(Web page and app entries)
——

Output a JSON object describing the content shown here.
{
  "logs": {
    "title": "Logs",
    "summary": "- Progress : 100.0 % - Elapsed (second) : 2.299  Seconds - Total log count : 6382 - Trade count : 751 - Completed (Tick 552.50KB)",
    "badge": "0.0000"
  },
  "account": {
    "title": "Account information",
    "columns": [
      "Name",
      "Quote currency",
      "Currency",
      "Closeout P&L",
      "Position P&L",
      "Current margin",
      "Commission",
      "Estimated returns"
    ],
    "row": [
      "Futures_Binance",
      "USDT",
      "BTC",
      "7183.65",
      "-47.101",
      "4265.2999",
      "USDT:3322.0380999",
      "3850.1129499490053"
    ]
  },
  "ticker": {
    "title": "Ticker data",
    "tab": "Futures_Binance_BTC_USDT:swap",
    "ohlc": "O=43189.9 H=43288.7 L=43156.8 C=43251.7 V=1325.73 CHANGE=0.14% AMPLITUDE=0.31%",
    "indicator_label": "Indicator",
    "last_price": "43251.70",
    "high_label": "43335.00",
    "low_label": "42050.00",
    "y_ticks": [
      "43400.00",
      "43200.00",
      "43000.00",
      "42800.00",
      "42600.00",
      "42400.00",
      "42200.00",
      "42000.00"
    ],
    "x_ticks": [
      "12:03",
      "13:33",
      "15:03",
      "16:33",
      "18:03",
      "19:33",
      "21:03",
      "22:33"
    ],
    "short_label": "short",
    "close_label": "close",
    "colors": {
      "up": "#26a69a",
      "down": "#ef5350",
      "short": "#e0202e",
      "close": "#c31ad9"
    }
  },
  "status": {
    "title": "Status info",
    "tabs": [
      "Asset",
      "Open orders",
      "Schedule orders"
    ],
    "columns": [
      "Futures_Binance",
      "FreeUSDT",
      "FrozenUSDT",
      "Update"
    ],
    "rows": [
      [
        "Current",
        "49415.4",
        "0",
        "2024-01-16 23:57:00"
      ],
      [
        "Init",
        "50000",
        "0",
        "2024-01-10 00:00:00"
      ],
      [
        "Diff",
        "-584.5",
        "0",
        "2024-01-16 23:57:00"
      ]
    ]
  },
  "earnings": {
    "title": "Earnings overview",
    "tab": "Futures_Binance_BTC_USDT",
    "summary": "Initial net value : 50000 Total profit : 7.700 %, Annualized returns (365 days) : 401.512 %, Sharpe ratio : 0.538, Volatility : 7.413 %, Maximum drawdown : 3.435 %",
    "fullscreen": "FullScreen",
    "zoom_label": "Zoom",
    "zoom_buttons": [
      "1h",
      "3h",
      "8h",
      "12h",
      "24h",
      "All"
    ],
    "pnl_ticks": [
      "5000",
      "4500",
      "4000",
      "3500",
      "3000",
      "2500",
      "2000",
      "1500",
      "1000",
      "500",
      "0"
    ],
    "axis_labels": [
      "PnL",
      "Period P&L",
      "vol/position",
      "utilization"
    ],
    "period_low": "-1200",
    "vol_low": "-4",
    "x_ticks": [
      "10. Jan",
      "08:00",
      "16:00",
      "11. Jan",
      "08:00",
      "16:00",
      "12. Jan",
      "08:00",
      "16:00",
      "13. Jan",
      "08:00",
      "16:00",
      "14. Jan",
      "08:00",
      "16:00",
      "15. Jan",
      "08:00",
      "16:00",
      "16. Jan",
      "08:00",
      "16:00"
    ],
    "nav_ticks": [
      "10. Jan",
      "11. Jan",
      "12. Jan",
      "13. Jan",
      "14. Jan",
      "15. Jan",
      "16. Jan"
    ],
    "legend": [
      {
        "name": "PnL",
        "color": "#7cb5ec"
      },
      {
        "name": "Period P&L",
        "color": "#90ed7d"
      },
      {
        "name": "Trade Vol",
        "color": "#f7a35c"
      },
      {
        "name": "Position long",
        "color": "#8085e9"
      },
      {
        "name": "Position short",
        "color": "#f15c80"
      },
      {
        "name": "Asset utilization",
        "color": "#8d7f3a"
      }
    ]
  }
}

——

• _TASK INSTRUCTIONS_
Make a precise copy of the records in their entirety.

• _OUTPUT FOR THIS EXERCISE_
Output a JSON object describing the content shown here.
{
  "logs": {
    "title": "Logs",
    "summary": "- Progress : 100.0 % - Elapsed (second) : 2.299  Seconds - Total log count : 6382 - Trade count : 751 - Completed (Tick 552.50KB)",
    "badge": "0.0000"
  },
  "account": {
    "title": "Account information",
    "columns": [
      "Name",
      "Quote currency",
      "Currency",
      "Closeout P&L",
      "Position P&L",
      "Current margin",
      "Commission",
      "Estimated returns"
    ],
    "row": [
      "Futures_Binance",
      "USDT",
      "BTC",
      "7183.65",
      "-47.101",
      "4265.2999",
      "USDT:3322.0380999",
      "3850.1129499490053"
    ]
  },
  "ticker": {
    "title": "Ticker data",
    "tab": "Futures_Binance_BTC_USDT:swap",
    "ohlc": "O=43189.9 H=43288.7 L=43156.8 C=43251.7 V=1325.73 CHANGE=0.14% AMPLITUDE=0.31%",
    "indicator_label": "Indicator",
    "last_price": "43251.70",
    "high_label": "43335.00",
    "low_label": "42050.00",
    "y_ticks": [
      "43400.00",
      "43200.00",
      "43000.00",
      "42800.00",
      "42600.00",
      "42400.00",
      "42200.00",
      "42000.00"
    ],
    "x_ticks": [
      "12:03",
      "13:33",
      "15:03",
      "16:33",
      "18:03",
      "19:33",
      "21:03",
      "22:33"
    ],
    "short_label": "short",
    "close_label": "close",
    "colors": {
      "up": "#26a69a",
      "down": "#ef5350",
      "short": "#e0202e",
      "close": "#c31ad9"
    }
  },
  "status": {
    "title": "Status info",
    "tabs": [
      "Asset",
      "Open orders",
      "Schedule orders"
    ],
    "columns": [
      "Futures_Binance",
      "FreeUSDT",
      "FrozenUSDT",
      "Update"
    ],
    "rows": [
      [
        "Current",
        "49415.4",
        "0",
        "2024-01-16 23:57:00"
      ],
      [
        "Init",
        "50000",
        "0",
        "2024-01-10 00:00:00"
      ],
      [
        "Diff",
        "-584.5",
        "0",
        "2024-01-16 23:57:00"
      ]
    ]
  },
  "earnings": {
    "title": "Earnings overview",
    "tab": "Futures_Binance_BTC_USDT",
    "summary": "Initial net value : 50000 Total profit : 7.700 %, Annualized returns (365 days) : 401.512 %, Sharpe ratio : 0.538, Volatility : 7.413 %, Maximum drawdown : 3.435 %",
    "fullscreen": "FullScreen",
    "zoom_label": "Zoom",
    "zoom_buttons": [
      "1h",
      "3h",
      "8h",
      "12h",
      "24h",
      "All"
    ],
    "pnl_ticks": [
      "5000",
      "4500",
      "4000",
      "3500",
      "3000",
      "2500",
      "2000",
      "1500",
      "1000",
      "500",
      "0"
    ],
    "axis_labels": [
      "PnL",
      "Period P&L",
      "vol/position",
      "utilization"
    ],
    "period_low": "-1200",
    "vol_low": "-4",
    "x_ticks": [
      "10. Jan",
      "08:00",
      "16:00",
      "11. Jan",
      "08:00",
      "16:00",
      "12. Jan",
      "08:00",
      "16:00",
      "13. Jan",
      "08:00",
      "16:00",
      "14. Jan",
      "08:00",
      "16:00",
      "15. Jan",
      "08:00",
      "16:00",
      "16. Jan",
      "08:00",
      "16:00"
    ],
    "nav_ticks": [
      "10. Jan",
      "11. Jan",
      "12. Jan",
      "13. Jan",
      "14. Jan",
      "15. Jan",
      "16. Jan"
    ],
    "legend": [
      {
        "name": "PnL",
        "color": "#7cb5ec"
      },
      {
        "name": "Period P&L",
        "color": "#90ed7d"
      },
      {
        "name": "Trade Vol",
        "color": "#f7a35c"
      },
      {
        "name": "Position long",
        "color": "#8085e9"
      },
      {
        "name": "Position short",
        "color": "#f15c80"
      },
      {
        "name": "Asset utilization",
        "color": "#8d7f3a"
      }
    ]
  }
}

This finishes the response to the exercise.